:: SOURCE RECORDS ::

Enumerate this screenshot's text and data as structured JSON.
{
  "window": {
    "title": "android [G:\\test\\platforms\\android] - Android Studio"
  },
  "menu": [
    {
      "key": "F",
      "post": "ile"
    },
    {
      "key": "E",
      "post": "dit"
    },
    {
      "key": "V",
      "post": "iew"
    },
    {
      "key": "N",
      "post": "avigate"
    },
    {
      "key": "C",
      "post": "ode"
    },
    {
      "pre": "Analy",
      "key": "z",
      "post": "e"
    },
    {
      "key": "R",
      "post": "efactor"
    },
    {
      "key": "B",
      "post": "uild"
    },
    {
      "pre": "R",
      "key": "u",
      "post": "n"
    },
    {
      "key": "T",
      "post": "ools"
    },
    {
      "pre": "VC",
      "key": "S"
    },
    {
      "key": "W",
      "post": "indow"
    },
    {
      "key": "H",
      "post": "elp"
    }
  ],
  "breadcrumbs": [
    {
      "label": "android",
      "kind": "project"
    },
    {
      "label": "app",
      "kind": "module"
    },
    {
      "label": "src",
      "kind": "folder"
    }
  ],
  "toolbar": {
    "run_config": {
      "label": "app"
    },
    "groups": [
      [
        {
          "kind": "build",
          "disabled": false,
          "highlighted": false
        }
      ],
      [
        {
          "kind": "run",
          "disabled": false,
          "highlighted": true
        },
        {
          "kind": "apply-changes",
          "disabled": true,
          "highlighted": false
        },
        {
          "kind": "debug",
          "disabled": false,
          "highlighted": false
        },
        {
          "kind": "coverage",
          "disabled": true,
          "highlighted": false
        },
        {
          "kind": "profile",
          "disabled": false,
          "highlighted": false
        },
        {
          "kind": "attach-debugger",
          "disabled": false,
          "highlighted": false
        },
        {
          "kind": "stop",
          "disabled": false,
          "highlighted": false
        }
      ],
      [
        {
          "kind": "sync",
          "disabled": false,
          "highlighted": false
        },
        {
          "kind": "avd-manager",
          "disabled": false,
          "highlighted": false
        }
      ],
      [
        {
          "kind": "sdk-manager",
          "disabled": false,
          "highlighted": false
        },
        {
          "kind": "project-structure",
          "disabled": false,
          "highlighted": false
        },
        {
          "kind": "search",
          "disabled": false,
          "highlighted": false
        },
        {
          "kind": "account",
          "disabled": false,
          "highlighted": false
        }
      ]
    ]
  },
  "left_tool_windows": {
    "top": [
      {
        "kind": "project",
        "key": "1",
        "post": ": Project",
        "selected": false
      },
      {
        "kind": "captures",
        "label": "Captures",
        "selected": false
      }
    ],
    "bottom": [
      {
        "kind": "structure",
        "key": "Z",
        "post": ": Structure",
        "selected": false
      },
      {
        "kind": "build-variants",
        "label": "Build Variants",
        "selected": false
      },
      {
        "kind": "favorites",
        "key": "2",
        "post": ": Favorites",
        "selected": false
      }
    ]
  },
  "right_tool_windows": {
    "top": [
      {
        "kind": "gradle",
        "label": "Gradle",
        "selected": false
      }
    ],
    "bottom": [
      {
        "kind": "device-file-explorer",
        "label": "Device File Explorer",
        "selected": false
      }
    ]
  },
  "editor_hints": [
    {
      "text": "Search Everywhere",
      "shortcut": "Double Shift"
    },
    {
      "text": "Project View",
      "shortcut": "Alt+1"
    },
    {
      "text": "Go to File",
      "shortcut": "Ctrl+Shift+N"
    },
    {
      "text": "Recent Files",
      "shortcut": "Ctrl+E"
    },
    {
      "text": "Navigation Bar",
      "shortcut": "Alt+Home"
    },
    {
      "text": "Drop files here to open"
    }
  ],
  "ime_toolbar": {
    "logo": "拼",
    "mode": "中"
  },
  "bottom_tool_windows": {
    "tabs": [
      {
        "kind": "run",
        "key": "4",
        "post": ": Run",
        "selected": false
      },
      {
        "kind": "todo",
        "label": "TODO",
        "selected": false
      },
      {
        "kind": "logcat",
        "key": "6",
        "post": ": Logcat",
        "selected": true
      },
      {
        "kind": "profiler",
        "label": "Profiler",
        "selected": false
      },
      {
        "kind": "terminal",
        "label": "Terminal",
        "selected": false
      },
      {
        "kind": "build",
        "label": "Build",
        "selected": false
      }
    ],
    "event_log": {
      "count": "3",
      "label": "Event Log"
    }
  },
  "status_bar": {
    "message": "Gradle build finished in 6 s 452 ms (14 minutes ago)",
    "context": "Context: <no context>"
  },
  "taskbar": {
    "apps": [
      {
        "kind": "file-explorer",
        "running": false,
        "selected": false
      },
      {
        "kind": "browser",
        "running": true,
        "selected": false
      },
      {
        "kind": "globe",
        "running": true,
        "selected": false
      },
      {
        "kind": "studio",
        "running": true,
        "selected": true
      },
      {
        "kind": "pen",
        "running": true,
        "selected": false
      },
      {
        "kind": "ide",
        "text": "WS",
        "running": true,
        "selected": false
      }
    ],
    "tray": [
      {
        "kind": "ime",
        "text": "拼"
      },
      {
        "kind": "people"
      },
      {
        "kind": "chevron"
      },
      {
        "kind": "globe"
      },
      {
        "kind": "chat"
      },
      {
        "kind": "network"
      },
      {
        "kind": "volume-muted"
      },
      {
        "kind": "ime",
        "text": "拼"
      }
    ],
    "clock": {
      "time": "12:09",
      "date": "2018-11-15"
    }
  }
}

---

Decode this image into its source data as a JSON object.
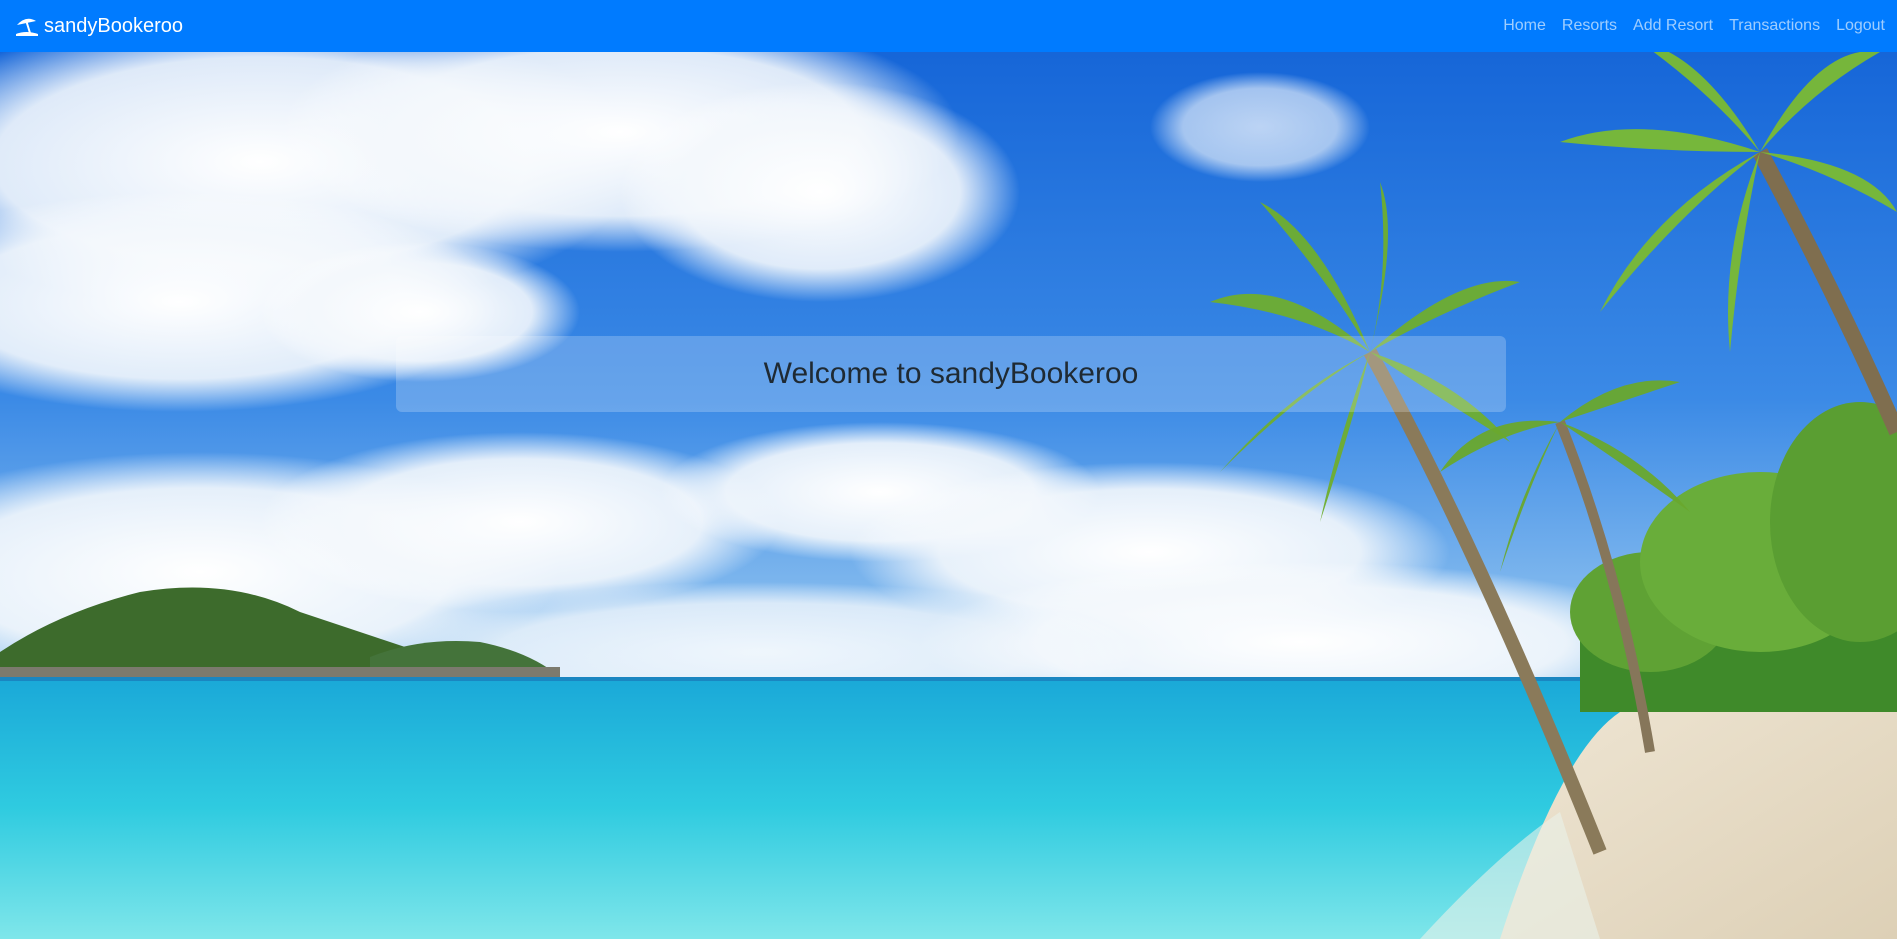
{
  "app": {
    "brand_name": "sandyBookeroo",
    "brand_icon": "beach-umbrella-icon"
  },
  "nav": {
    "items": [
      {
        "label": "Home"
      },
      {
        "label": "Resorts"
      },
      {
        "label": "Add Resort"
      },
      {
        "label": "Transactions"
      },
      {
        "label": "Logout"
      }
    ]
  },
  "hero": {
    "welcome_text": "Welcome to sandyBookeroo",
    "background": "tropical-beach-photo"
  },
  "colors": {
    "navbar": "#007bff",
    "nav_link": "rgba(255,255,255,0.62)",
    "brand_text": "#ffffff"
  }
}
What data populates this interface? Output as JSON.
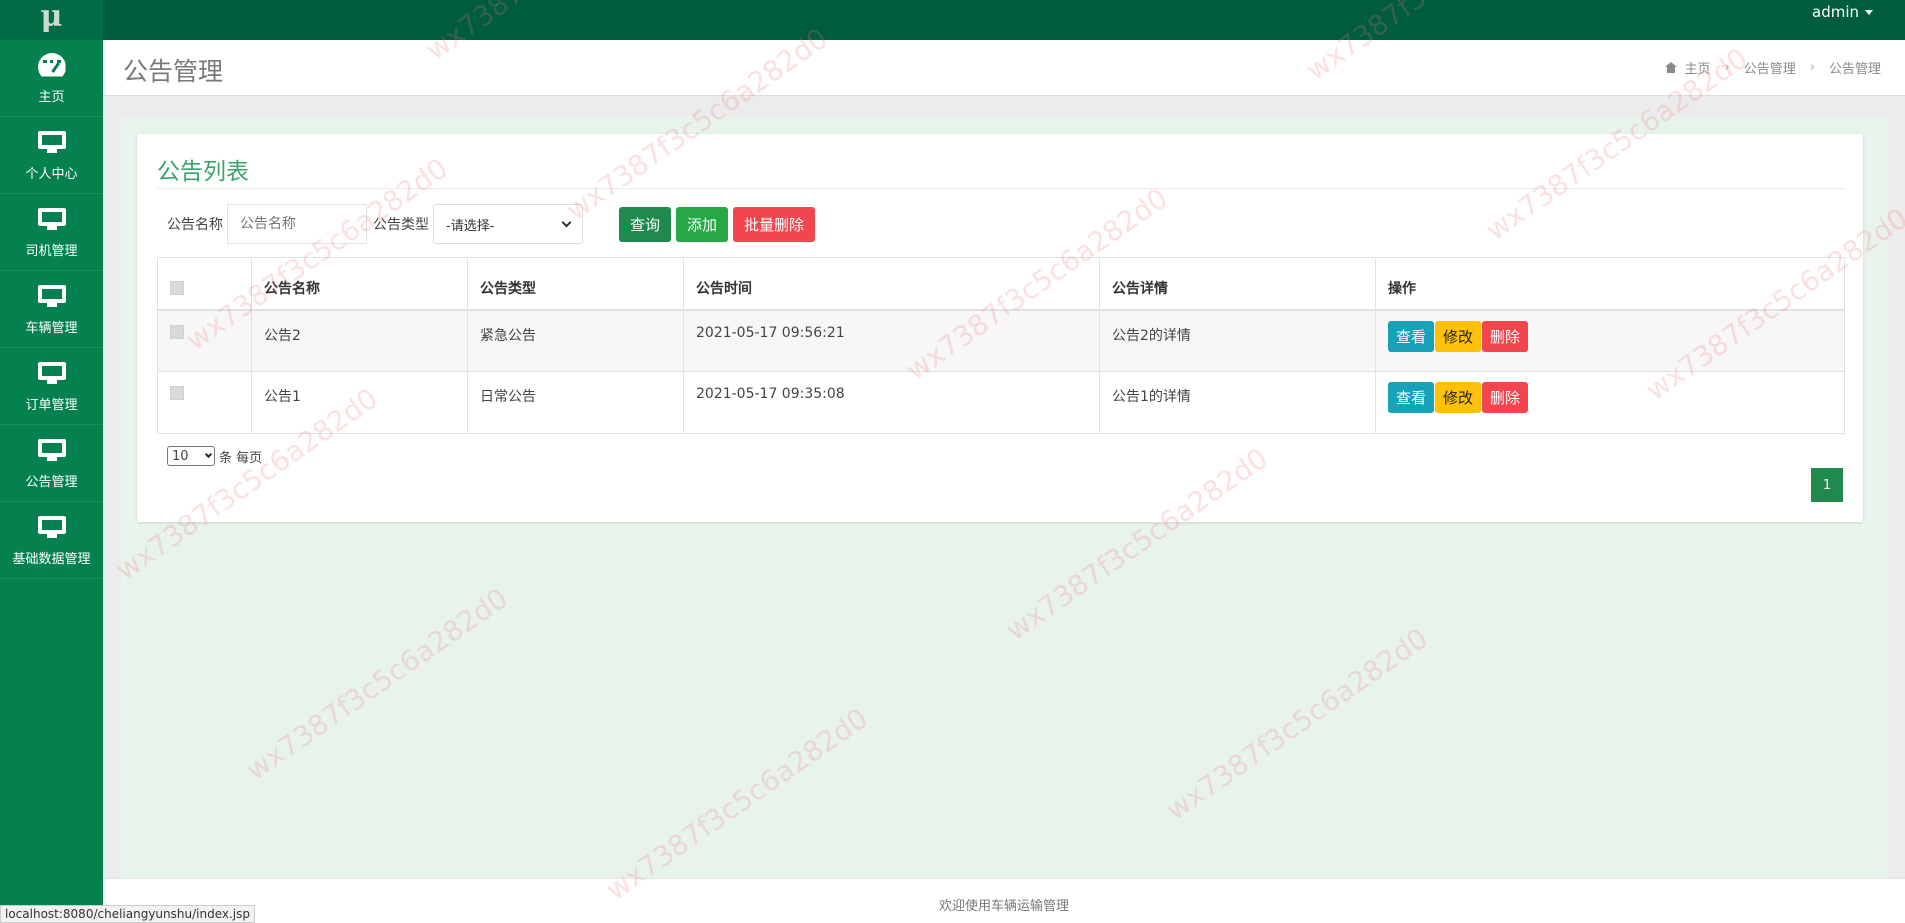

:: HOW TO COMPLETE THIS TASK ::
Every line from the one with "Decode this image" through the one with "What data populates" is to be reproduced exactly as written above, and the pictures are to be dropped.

:: RESULT OF THIS EXERCISE ::
Decode this image into its source data as a JSON object.
{
  "app": {
    "brand_name": "sandyBookeroo",
    "brand_icon": "beach-umbrella-icon"
  },
  "nav": {
    "items": [
      {
        "label": "Home"
      },
      {
        "label": "Resorts"
      },
      {
        "label": "Add Resort"
      },
      {
        "label": "Transactions"
      },
      {
        "label": "Logout"
      }
    ]
  },
  "hero": {
    "welcome_text": "Welcome to sandyBookeroo",
    "background": "tropical-beach-photo"
  },
  "colors": {
    "navbar": "#007bff",
    "nav_link": "rgba(255,255,255,0.62)",
    "brand_text": "#ffffff"
  }
}
What data populates this interface? Output as JSON.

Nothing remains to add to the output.